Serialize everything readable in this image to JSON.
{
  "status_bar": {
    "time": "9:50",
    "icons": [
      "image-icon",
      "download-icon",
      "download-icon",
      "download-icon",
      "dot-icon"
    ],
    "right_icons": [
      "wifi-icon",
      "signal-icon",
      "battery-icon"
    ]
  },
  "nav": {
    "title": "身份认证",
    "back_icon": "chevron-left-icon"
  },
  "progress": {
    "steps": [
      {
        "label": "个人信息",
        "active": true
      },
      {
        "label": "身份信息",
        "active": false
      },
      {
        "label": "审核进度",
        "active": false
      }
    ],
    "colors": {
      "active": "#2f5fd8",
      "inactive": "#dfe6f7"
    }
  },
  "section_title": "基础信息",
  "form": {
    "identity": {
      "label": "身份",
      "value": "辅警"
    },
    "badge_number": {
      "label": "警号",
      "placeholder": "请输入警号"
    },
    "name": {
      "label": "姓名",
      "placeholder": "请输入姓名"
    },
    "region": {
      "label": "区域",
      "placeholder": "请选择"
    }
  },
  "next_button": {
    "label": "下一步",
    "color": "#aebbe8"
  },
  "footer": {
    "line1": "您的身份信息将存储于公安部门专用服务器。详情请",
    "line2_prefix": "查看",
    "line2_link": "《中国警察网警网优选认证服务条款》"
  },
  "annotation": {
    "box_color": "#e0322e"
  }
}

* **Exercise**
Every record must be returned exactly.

* **Response below**
Serialize everything readable in this image to JSON.
{
  "status_bar": {
    "time": "9:50",
    "icons": [
      "image-icon",
      "download-icon",
      "download-icon",
      "download-icon",
      "dot-icon"
    ],
    "right_icons": [
      "wifi-icon",
      "signal-icon",
      "battery-icon"
    ]
  },
  "nav": {
    "title": "身份认证",
    "back_icon": "chevron-left-icon"
  },
  "progress": {
    "steps": [
      {
        "label": "个人信息",
        "active": true
      },
      {
        "label": "身份信息",
        "active": false
      },
      {
        "label": "审核进度",
        "active": false
      }
    ],
    "colors": {
      "active": "#2f5fd8",
      "inactive": "#dfe6f7"
    }
  },
  "section_title": "基础信息",
  "form": {
    "identity": {
      "label": "身份",
      "value": "辅警"
    },
    "badge_number": {
      "label": "警号",
      "placeholder": "请输入警号"
    },
    "name": {
      "label": "姓名",
      "placeholder": "请输入姓名"
    },
    "region": {
      "label": "区域",
      "placeholder": "请选择"
    }
  },
  "next_button": {
    "label": "下一步",
    "color": "#aebbe8"
  },
  "footer": {
    "line1": "您的身份信息将存储于公安部门专用服务器。详情请",
    "line2_prefix": "查看",
    "line2_link": "《中国警察网警网优选认证服务条款》"
  },
  "annotation": {
    "box_color": "#e0322e"
  }
}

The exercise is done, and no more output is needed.